There are few things more unsettling than seeing a large tractor-trailer drift gently and then suddenly swerve back into its lane. Driving down the highway at night, your car filled with sleeping family members, you'll likely ease off the accelerator and allow the distance to grow between you and the semi -- or hit the gas and leave it far behind.
Sleepy truck drivers have been an issue for about as long as commercial trucking has been around. They operate large, lumbering vehicles that could take out several cars at once. Due to the rigs' size, they can't be maneuvered as quickly as cars or light trucks. And truck drivers simply drive more than other drivers. They may push themselves beyond the limits demanded by the sleep cycle -- the pattern of sleep and wakefulness -- in order to deliver their haul and get home.
The problem posed by snoozing truckers has prompted a glut of studies on how to address the issue of nodding off behind the wheel. These studies have led to regulation and new technologies.

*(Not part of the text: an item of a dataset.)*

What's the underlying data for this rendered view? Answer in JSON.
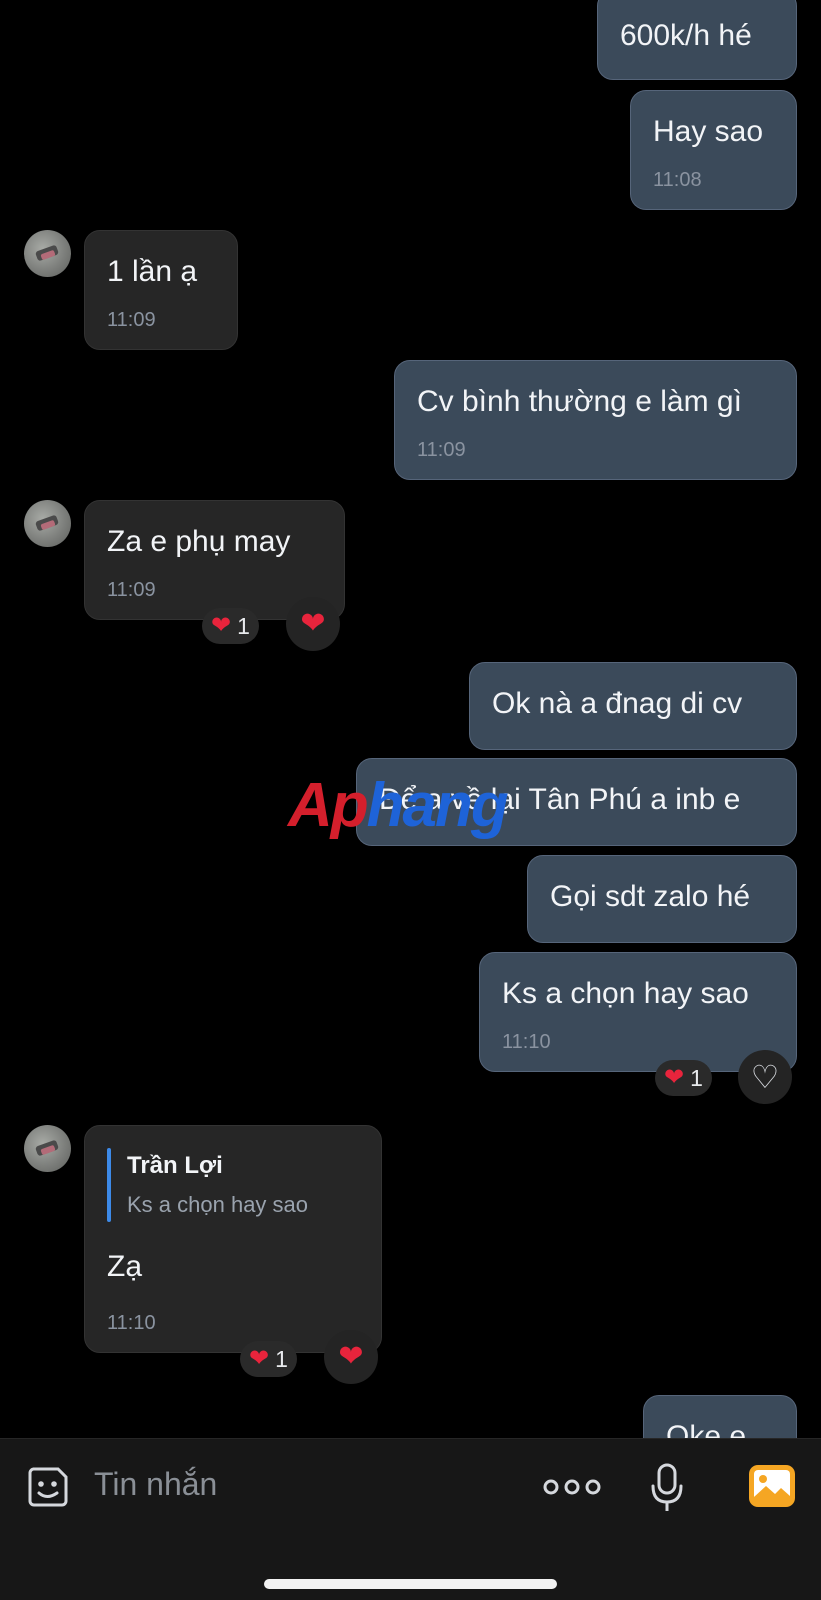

The federal government mandates that truckers can drive for no more than 12 hours before taking a mandatory 10-hour break [source: Dallas Morning News]. Researchers have created inventions to keep truckers awake, like LED lights that simulate morning light to trick truckers' circadian rhythm -- the body's natural clock -- into thinking it's morning and time to wake up [source: ScienceDaily].
While truckers make great subjects for tests that aim to solve the problem of drowsy drivers, they're hardly the only ones who fall asleep at the wheel. Auto safety researchers have come up with some clever ways to rouse sleepy drivers in passenger vehicles, too. So will your next car wake you up when you fall asleep? That's a real possibility, especially if you're planning on shelling out the money for a luxury car when you buy your next automobile.
What high-tech systems aim to keep you bright-eyed and bushy-tailed when you drive? Find out on the next page.